Unless those toxins exit the body in a timely fashion you can become very ill very quickly. Which with access to medical facilities is not usually too much of a problem. Without medical back up it’s a very big problem as the patient can appear to be well, the bathroom trips have slowed down or stopped but in reality the toxins are building in their gut poisoning them.
Allowing nature to take its course can also lead to problems, but thankfully these are problems that are relatively easy to solve.
A person suffering from sickness and/or diarrhoea will very rapidly become dehydrated and weak. This can be combated by replacing the electrolytes, the salts and the sugars, and the fluids they are losing. These solutions can be purchased over the counter, in granule or powder form and are reconstituted with water. They store well if kept cool and dry, but as with most things they lose some efficiency over time.

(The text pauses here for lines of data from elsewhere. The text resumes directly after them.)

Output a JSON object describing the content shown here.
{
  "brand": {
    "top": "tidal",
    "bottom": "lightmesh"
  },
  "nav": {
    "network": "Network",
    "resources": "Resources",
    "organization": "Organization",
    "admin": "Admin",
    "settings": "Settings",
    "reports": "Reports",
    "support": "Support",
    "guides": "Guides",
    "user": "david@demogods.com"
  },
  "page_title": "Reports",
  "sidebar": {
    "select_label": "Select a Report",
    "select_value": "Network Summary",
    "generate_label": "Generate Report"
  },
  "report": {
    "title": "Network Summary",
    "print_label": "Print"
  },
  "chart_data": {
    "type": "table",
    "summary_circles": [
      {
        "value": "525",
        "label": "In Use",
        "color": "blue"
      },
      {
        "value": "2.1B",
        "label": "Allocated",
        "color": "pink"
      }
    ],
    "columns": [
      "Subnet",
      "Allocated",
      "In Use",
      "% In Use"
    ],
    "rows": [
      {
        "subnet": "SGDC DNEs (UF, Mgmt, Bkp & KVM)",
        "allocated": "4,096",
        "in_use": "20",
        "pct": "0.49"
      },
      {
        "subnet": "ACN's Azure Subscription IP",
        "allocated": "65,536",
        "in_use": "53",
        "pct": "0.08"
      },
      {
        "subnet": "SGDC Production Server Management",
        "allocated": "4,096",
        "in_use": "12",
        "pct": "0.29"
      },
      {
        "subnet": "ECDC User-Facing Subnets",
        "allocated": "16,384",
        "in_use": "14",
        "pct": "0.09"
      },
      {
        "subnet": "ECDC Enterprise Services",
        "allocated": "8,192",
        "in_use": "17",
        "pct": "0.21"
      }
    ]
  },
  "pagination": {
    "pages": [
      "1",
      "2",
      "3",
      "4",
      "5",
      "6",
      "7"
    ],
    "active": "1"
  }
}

If you do not have these to hand, half a teaspoon of salt and two teaspoons of sugar dissolved in hot water and left to cool will be a good way to start the re-hydration process. It will not stay in the system for long, like I said, nature has her way of ridding us of bugs, but some of it will have been absorbed. Repeat this at least every three hours to keep on top of the problem.
It is not only salt and sugars that are being lost, all other vitamins and minerals are diminishing as well. If The problem persists for longer than 8 hours crush a multivitamin and mineral tablet up, mix with the salt and sugars as before and administer every three hours. The ready made over the counter products are preferable but in an emergency situation the do it yourself method is far better than doing nothing.
In situations like this it is the dehydration that kills so rehydration is your number one priority.
Eventually, the virus will be flushed from the system and the symptoms will start to die down.
It’s tempting if you have stored antibiotics to use them in the first instance but more often than not they will do no good as viruses rather than bacteria are involved. There is no way of knowing if the cause is bacterial, but if the condition lasts longer than 72 hours I think a dose of antibiotics would be justified if you have them as viral infections should be starting to clear up by then.
The patient may have lost a considerable amount of weight during the illness, and they may well feel weak for some time. Light foods should be offered at first, along with lots of liquids. Multivitamins with minerals will help replenish those that have been lost.
Now, back to the anti-diarrhoeal drugs. They have their uses, you have a bit of an upset stomach, and you are going out…fine use them.
You have had a little too much of something you know upsets your system….fine use them.
They even come in handy for maintaining OPSEC if you need to maintain your position without interruption….they will stop you blowing your cover whilst you answer the call.
They are fine for loose bowel moments, they are not fine for gastrointestinal illness, and if you think you don’t know the difference, well, you would if you had suffered it, and you will if you suffer from it in the future.
Delivered by The Daily Sheeple
We encourage you to share and republish our reports, analyses, breaking news and videos (Click for details).
Contributed by Lizzie Bennett of Underground Medic.
Lizzie Bennett retired from her job as a senior operating department practitioner in the UK earlier this year. Her field was trauma and accident and emergency and she has served on major catastrophe teams around the UK. Lizzie publishes Underground Medic on the topic of preparedness.